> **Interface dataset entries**
- Opening Delimiter -

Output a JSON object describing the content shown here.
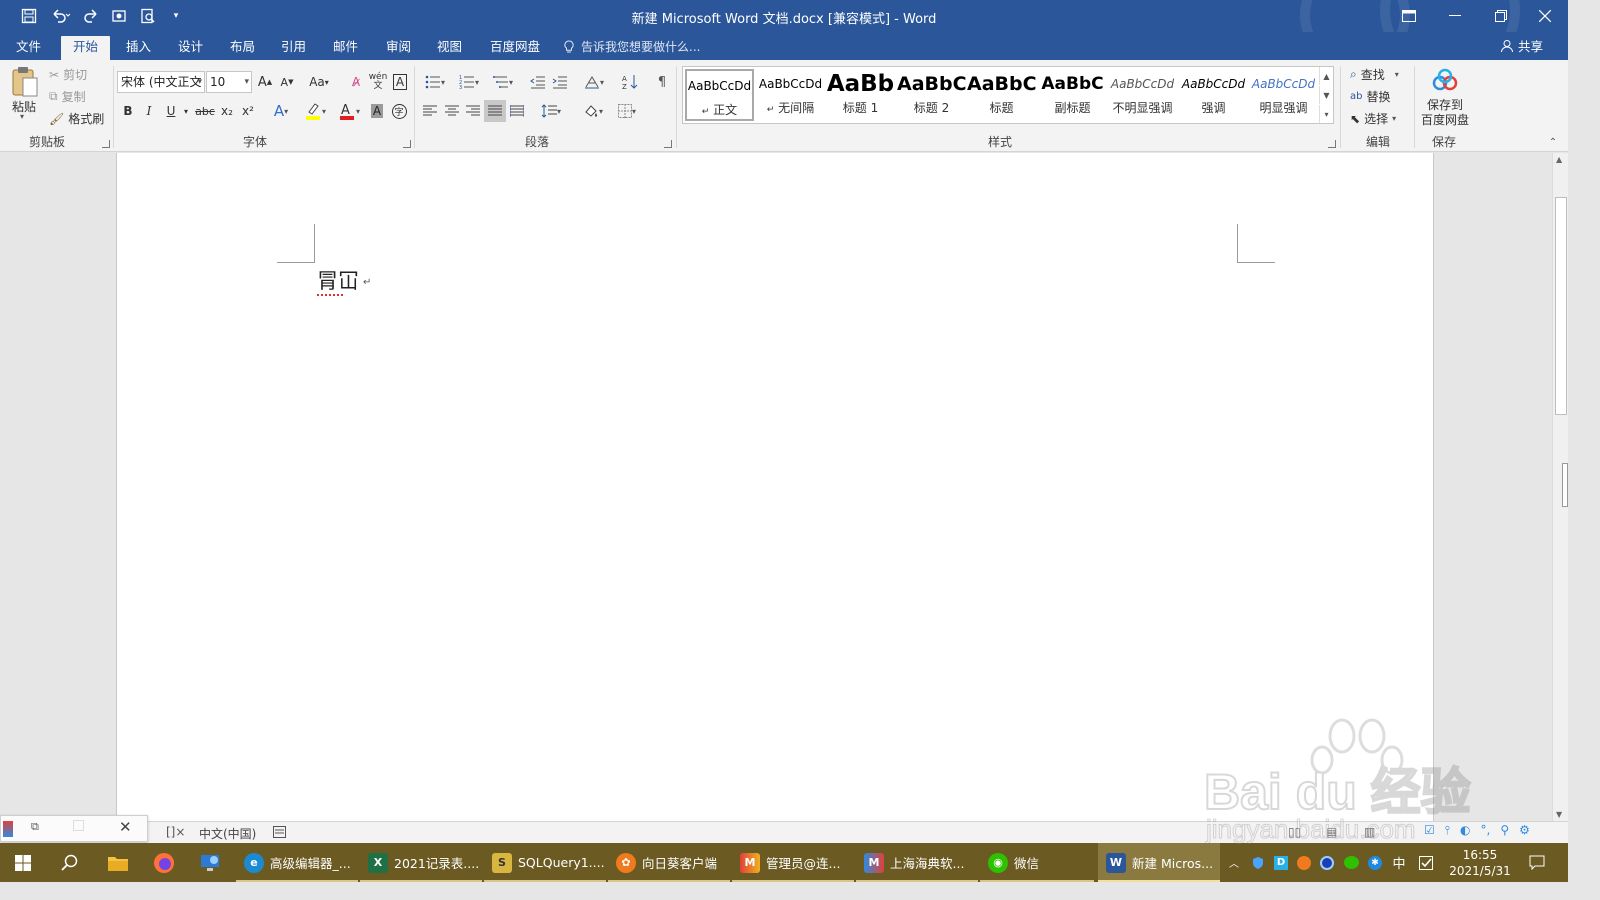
{
  "window": {
    "title": "新建 Microsoft Word 文档.docx [兼容模式] - Word"
  },
  "tabs": [
    "文件",
    "开始",
    "插入",
    "设计",
    "布局",
    "引用",
    "邮件",
    "审阅",
    "视图",
    "百度网盘"
  ],
  "tell_me": "告诉我您想要做什么...",
  "share_label": "共享",
  "clipboard": {
    "paste": "粘贴",
    "cut": "剪切",
    "copy": "复制",
    "format_painter": "格式刷",
    "label": "剪贴板"
  },
  "font": {
    "name": "宋体 (中文正文",
    "size": "10",
    "change_case": "Aa",
    "phonetic": "wén",
    "bold": "B",
    "italic": "I",
    "underline": "U",
    "strike": "abc",
    "subscript": "x₂",
    "superscript": "x²",
    "label": "字体"
  },
  "paragraph": {
    "label": "段落"
  },
  "styles": {
    "label": "样式",
    "items": [
      {
        "sample": "AaBbCcDd",
        "name": "正文",
        "mark": "↵"
      },
      {
        "sample": "AaBbCcDd",
        "name": "无间隔",
        "mark": "↵"
      },
      {
        "sample": "AaBb",
        "name": "标题 1"
      },
      {
        "sample": "AaBbC",
        "name": "标题 2"
      },
      {
        "sample": "AaBbC",
        "name": "标题"
      },
      {
        "sample": "AaBbC",
        "name": "副标题"
      },
      {
        "sample": "AaBbCcDd",
        "name": "不明显强调"
      },
      {
        "sample": "AaBbCcDd",
        "name": "强调"
      },
      {
        "sample": "AaBbCcDd",
        "name": "明显强调"
      }
    ]
  },
  "editing": {
    "find": "查找",
    "replace": "替换",
    "select": "选择",
    "label": "编辑"
  },
  "save_group": {
    "button_line1": "保存到",
    "button_line2": "百度网盘",
    "label": "保存"
  },
  "document": {
    "text": "冐冚",
    "para_mark": "↵"
  },
  "status": {
    "language": "中文(中国)"
  },
  "taskbar": {
    "apps": [
      {
        "label": "高级编辑器_..."
      },
      {
        "label": "2021记录表...."
      },
      {
        "label": "SQLQuery1...."
      },
      {
        "label": "向日葵客户端"
      },
      {
        "label": "管理员@连..."
      },
      {
        "label": "上海海典软..."
      },
      {
        "label": "微信"
      },
      {
        "label": "新建 Micros..."
      }
    ],
    "ime": "中",
    "time": "16:55",
    "date": "2021/5/31"
  },
  "watermark": {
    "brand": "Bai du 经验",
    "url": "jingyan.baidu.com"
  },
  "colors": {
    "word_blue": "#2b579a",
    "taskbar": "#6b5a22"
  }
}
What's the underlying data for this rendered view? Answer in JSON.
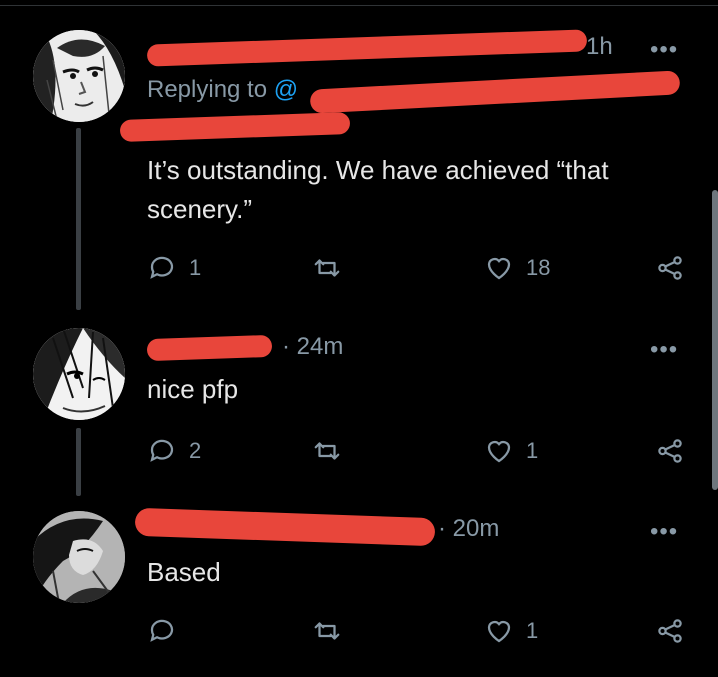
{
  "tweets": [
    {
      "time": "1h",
      "more": "•••",
      "replying_prefix": "Replying to",
      "replying_handle": "@",
      "text": "It’s outstanding. We have achieved “that scenery.”",
      "reply_count": "1",
      "retweet_count": "",
      "like_count": "18"
    },
    {
      "time": "· 24m",
      "more": "•••",
      "text": "nice pfp",
      "reply_count": "2",
      "retweet_count": "",
      "like_count": "1"
    },
    {
      "time": "· 20m",
      "more": "•••",
      "text": "Based",
      "reply_count": "",
      "retweet_count": "",
      "like_count": "1"
    }
  ],
  "icons": {
    "reply": "comment-bubble-icon",
    "retweet": "retweet-arrows-icon",
    "like": "heart-outline-icon",
    "share": "share-nodes-icon",
    "more": "more-dots-icon"
  },
  "colors": {
    "background": "#000000",
    "secondary_text": "#8899a6",
    "link": "#1da1f2",
    "redaction": "#e8463b",
    "thread_line": "#3a3f44"
  }
}
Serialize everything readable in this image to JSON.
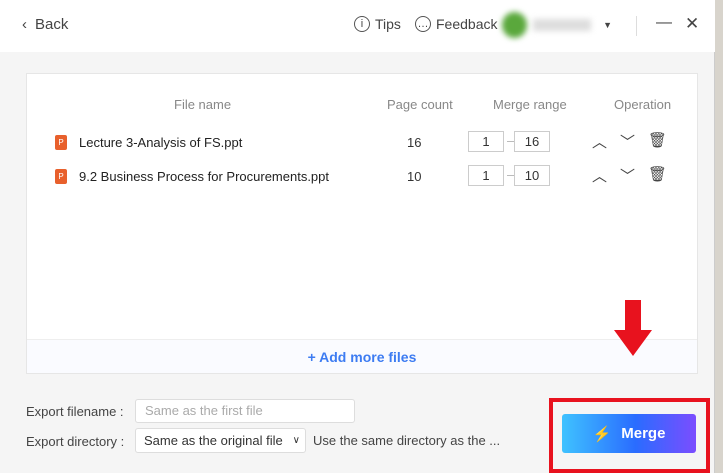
{
  "titlebar": {
    "back": "Back",
    "tips": "Tips",
    "feedback": "Feedback"
  },
  "table": {
    "headers": [
      "File name",
      "Page count",
      "Merge range",
      "Operation"
    ],
    "rows": [
      {
        "name": "Lecture 3-Analysis of FS.ppt",
        "pages": "16",
        "from": "1",
        "to": "16"
      },
      {
        "name": "9.2 Business Process for Procurements.ppt",
        "pages": "10",
        "from": "1",
        "to": "10"
      }
    ]
  },
  "add_files": "+ Add more files",
  "export": {
    "filename_label": "Export filename :",
    "filename_placeholder": "Same as the first file",
    "directory_label": "Export directory :",
    "directory_value": "Same as the original file",
    "directory_hint": "Use the same directory as the ..."
  },
  "merge_label": "Merge",
  "colors": {
    "accent": "#3d7cf2",
    "highlight": "#e8121e"
  }
}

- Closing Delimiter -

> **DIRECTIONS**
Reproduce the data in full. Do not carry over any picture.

> **ANSWER BOX**
Output a JSON object describing the content shown here.
{
  "window": {
    "title": "新建 Microsoft Word 文档.docx [兼容模式] - Word"
  },
  "tabs": [
    "文件",
    "开始",
    "插入",
    "设计",
    "布局",
    "引用",
    "邮件",
    "审阅",
    "视图",
    "百度网盘"
  ],
  "tell_me": "告诉我您想要做什么...",
  "share_label": "共享",
  "clipboard": {
    "paste": "粘贴",
    "cut": "剪切",
    "copy": "复制",
    "format_painter": "格式刷",
    "label": "剪贴板"
  },
  "font": {
    "name": "宋体 (中文正文",
    "size": "10",
    "change_case": "Aa",
    "phonetic": "wén",
    "bold": "B",
    "italic": "I",
    "underline": "U",
    "strike": "abc",
    "subscript": "x₂",
    "superscript": "x²",
    "label": "字体"
  },
  "paragraph": {
    "label": "段落"
  },
  "styles": {
    "label": "样式",
    "items": [
      {
        "sample": "AaBbCcDd",
        "name": "正文",
        "mark": "↵"
      },
      {
        "sample": "AaBbCcDd",
        "name": "无间隔",
        "mark": "↵"
      },
      {
        "sample": "AaBb",
        "name": "标题 1"
      },
      {
        "sample": "AaBbC",
        "name": "标题 2"
      },
      {
        "sample": "AaBbC",
        "name": "标题"
      },
      {
        "sample": "AaBbC",
        "name": "副标题"
      },
      {
        "sample": "AaBbCcDd",
        "name": "不明显强调"
      },
      {
        "sample": "AaBbCcDd",
        "name": "强调"
      },
      {
        "sample": "AaBbCcDd",
        "name": "明显强调"
      }
    ]
  },
  "editing": {
    "find": "查找",
    "replace": "替换",
    "select": "选择",
    "label": "编辑"
  },
  "save_group": {
    "button_line1": "保存到",
    "button_line2": "百度网盘",
    "label": "保存"
  },
  "document": {
    "text": "冐冚",
    "para_mark": "↵"
  },
  "status": {
    "language": "中文(中国)"
  },
  "taskbar": {
    "apps": [
      {
        "label": "高级编辑器_..."
      },
      {
        "label": "2021记录表...."
      },
      {
        "label": "SQLQuery1...."
      },
      {
        "label": "向日葵客户端"
      },
      {
        "label": "管理员@连..."
      },
      {
        "label": "上海海典软..."
      },
      {
        "label": "微信"
      },
      {
        "label": "新建 Micros..."
      }
    ],
    "ime": "中",
    "time": "16:55",
    "date": "2021/5/31"
  },
  "watermark": {
    "brand": "Bai du 经验",
    "url": "jingyan.baidu.com"
  },
  "colors": {
    "word_blue": "#2b579a",
    "taskbar": "#6b5a22"
  }
}
What's the underlying data for this rendered view? Answer in JSON.
{
  "tweets": [
    {
      "time": "1h",
      "more": "•••",
      "replying_prefix": "Replying to",
      "replying_handle": "@",
      "text": "It’s outstanding. We have achieved “that scenery.”",
      "reply_count": "1",
      "retweet_count": "",
      "like_count": "18"
    },
    {
      "time": "· 24m",
      "more": "•••",
      "text": "nice pfp",
      "reply_count": "2",
      "retweet_count": "",
      "like_count": "1"
    },
    {
      "time": "· 20m",
      "more": "•••",
      "text": "Based",
      "reply_count": "",
      "retweet_count": "",
      "like_count": "1"
    }
  ],
  "icons": {
    "reply": "comment-bubble-icon",
    "retweet": "retweet-arrows-icon",
    "like": "heart-outline-icon",
    "share": "share-nodes-icon",
    "more": "more-dots-icon"
  },
  "colors": {
    "background": "#000000",
    "secondary_text": "#8899a6",
    "link": "#1da1f2",
    "redaction": "#e8463b",
    "thread_line": "#3a3f44"
  }
}
Serialize everything readable in this image to JSON.
{
  "titlebar": {
    "back": "Back",
    "tips": "Tips",
    "feedback": "Feedback"
  },
  "table": {
    "headers": [
      "File name",
      "Page count",
      "Merge range",
      "Operation"
    ],
    "rows": [
      {
        "name": "Lecture 3-Analysis of FS.ppt",
        "pages": "16",
        "from": "1",
        "to": "16"
      },
      {
        "name": "9.2 Business Process for Procurements.ppt",
        "pages": "10",
        "from": "1",
        "to": "10"
      }
    ]
  },
  "add_files": "+ Add more files",
  "export": {
    "filename_label": "Export filename :",
    "filename_placeholder": "Same as the first file",
    "directory_label": "Export directory :",
    "directory_value": "Same as the original file",
    "directory_hint": "Use the same directory as the ..."
  },
  "merge_label": "Merge",
  "colors": {
    "accent": "#3d7cf2",
    "highlight": "#e8121e"
  }
}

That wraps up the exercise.